Sevinç, Pelin
Effects of temperature and light intensity on photofermentative hydrogen production by Rhodobacter capsulatus DSM1710 by use of acetic and lactic acids as substrates were studied. Experiments were conducted at 20, 30 and 38oC incubator temperatures under light intensities in the 1500 – 7000 lux range. pH of the medium and quantity of hydrogen forming together with quantity of biomass, and concentrations of acetic, lactic, formic, butyric and propionic acids in the medium were determined periodically. Growth took place and hydrogen was produced under all experimental conditions. Growth was found to increase with increase in temperature but to decrease with increase in light intensity. Total hydrogen produced increased with light intensity up to 6000 lux at 20oC, 5000 lux at 30oC and 3000 lux at 38oC and decreased beyond these values. Medium temperature of about 30oC was found to be optimum for cumulative hydrogen. pH was found to increase slightly and almost all of lactic acid and most of acetic acid was consumed while formic, butyric and propionic acids were first formed and then consumed in the experiments. Growth data fitted well to the logistic model and hydrogen production data fitted well to the Modified Gompertz Model. Lactic acid was found to be almost completely consumed by first order kinetics in early times.

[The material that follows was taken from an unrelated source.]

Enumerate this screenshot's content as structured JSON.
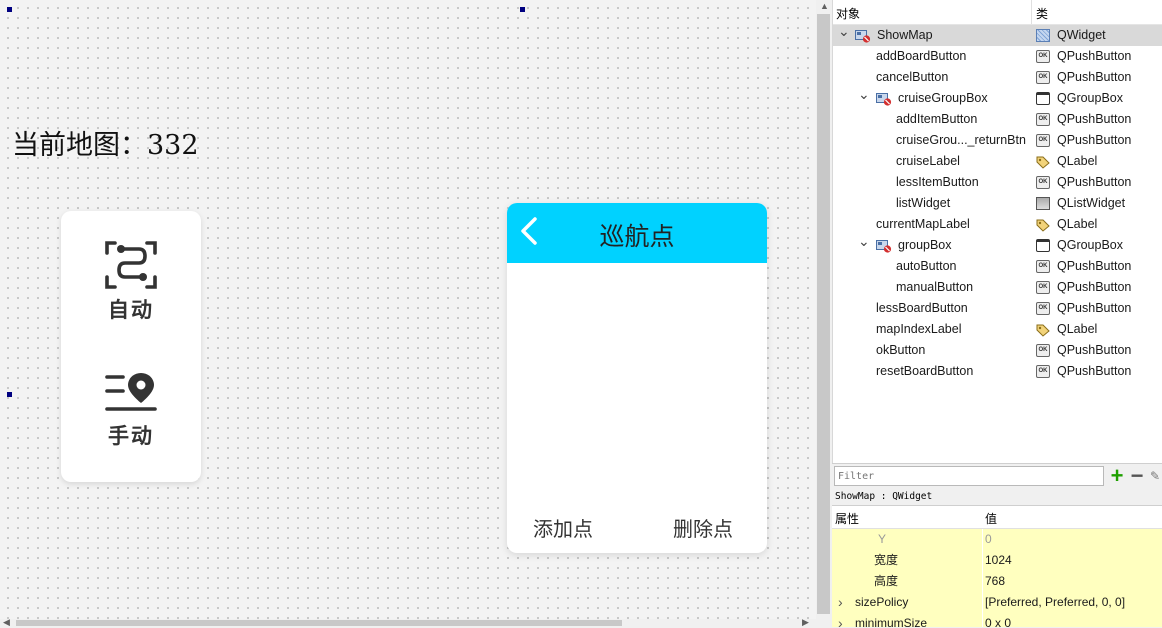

Consumption of acetic acid was found to follow zero order kinetics in the early times when lactic acid existed in the system but the order shifted to one later when most of lactic acid was consumed.